REHupa #183: Another fairly recent issue. Years ago copies would generally go for $20. Lately this has changed dramatically, and I think permanently, and you usually see them hitting $50 and often $100 and more. $200 and up is not out of the question for these as a bit more time passes, especially if interest in REH is peaked by new Hollywood fare, bringing in new waves of fresh collectors looking to establish a beachhead in Howardia. I’ll predict this one to go for $50, but wouldn’t be surprised (or feel the buyer had been cheated) if it goes for twice that.
Proof to THE BLOODY CROWN OF CONAN: This item is interesting, in that galleys and proofs sometimes fetch high prices, depending on author and title. I know that at Howard Days a few years back I convinced the Del Rey guys to donate a few to the silent auction, and they sold for pretty major money, $100 and up. Of course that was before at least one of the books had been released yet, so the buyer was getting a bonafide preview of an unreleased volume.

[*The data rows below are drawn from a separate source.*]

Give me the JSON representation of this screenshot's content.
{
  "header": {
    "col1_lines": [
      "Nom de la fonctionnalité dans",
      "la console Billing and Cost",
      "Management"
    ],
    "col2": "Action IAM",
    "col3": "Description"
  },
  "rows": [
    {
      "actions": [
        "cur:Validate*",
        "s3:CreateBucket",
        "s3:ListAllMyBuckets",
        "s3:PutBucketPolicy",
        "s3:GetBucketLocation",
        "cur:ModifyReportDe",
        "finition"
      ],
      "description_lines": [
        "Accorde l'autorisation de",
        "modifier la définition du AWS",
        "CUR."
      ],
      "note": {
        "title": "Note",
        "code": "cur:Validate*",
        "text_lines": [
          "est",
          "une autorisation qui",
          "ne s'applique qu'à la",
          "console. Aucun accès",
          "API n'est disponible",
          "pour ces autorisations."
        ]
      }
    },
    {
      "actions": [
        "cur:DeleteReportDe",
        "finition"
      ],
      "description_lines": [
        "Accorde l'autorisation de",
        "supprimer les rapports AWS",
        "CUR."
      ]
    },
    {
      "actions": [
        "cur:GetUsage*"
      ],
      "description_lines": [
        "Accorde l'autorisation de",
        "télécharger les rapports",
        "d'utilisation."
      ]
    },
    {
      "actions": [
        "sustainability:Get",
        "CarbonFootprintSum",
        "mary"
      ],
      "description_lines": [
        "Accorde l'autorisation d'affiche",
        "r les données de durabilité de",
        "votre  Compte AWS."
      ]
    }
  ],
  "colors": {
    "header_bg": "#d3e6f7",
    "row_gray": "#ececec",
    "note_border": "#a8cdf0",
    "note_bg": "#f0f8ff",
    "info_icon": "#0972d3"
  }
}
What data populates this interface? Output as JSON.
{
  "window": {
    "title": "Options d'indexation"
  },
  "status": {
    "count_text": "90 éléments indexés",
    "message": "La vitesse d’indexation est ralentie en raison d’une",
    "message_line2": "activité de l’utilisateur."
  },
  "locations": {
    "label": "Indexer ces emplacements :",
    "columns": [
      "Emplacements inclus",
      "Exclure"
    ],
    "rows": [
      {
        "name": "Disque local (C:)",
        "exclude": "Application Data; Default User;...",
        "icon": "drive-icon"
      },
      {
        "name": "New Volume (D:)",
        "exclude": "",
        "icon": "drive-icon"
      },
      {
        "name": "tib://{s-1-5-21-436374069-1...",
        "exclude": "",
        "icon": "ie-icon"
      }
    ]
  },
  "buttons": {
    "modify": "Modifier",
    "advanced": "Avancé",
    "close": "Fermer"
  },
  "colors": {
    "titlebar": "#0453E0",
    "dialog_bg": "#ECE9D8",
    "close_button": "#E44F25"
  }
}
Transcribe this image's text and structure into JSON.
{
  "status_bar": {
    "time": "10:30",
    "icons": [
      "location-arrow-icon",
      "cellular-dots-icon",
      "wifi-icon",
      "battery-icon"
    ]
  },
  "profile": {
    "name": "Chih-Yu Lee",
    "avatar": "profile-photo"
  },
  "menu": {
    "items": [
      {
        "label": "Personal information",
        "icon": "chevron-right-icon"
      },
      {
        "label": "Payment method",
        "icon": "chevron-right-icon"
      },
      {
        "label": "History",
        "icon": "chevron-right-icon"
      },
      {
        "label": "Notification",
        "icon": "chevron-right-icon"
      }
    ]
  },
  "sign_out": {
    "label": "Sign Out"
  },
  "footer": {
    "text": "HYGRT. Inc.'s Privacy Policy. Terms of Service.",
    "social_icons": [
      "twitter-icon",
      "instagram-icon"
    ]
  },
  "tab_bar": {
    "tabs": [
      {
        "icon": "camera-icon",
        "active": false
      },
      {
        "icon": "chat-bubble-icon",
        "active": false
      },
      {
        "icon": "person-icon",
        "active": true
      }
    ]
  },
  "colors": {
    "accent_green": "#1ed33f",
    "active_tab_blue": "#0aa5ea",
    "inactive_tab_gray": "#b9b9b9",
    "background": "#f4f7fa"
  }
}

I don’t see eBay being an environment conducive to this going for a lot of money, at least without a signature on it or an artist’s doodle.
SWORD WOMAN: first printing of this paperback, one that usually fetches at least a few bucks more than the ocean of other REH paperbacks washing up on eBay’s colorful shores. $3.00 as an opener isn’t a deal breaker, especially if it’s in pretty good condition. Heck, I might drop a bid on it myself.
ROB ADDS: Part of the reason, I’m sure, that the Cryptics continue to sell well is the fact that they contain REH fiction that is not available anywhere else. Sure, the Bran Mak Morn play from Bran Mak Morn: A Play & Others was included in the Wandering Star/Del Rey collection, but not “The Black Moon,” a Steve Harrison story; that Cryptic book is still the only place to find it. And the same is true with the others, each one contains something that can’t be found any place else. The only Cryptic book that is entirely superfluous is Lewd Tales, thanks to the Collected Letters of REH Vol. 1, which includes all three of the items from that old chapbook.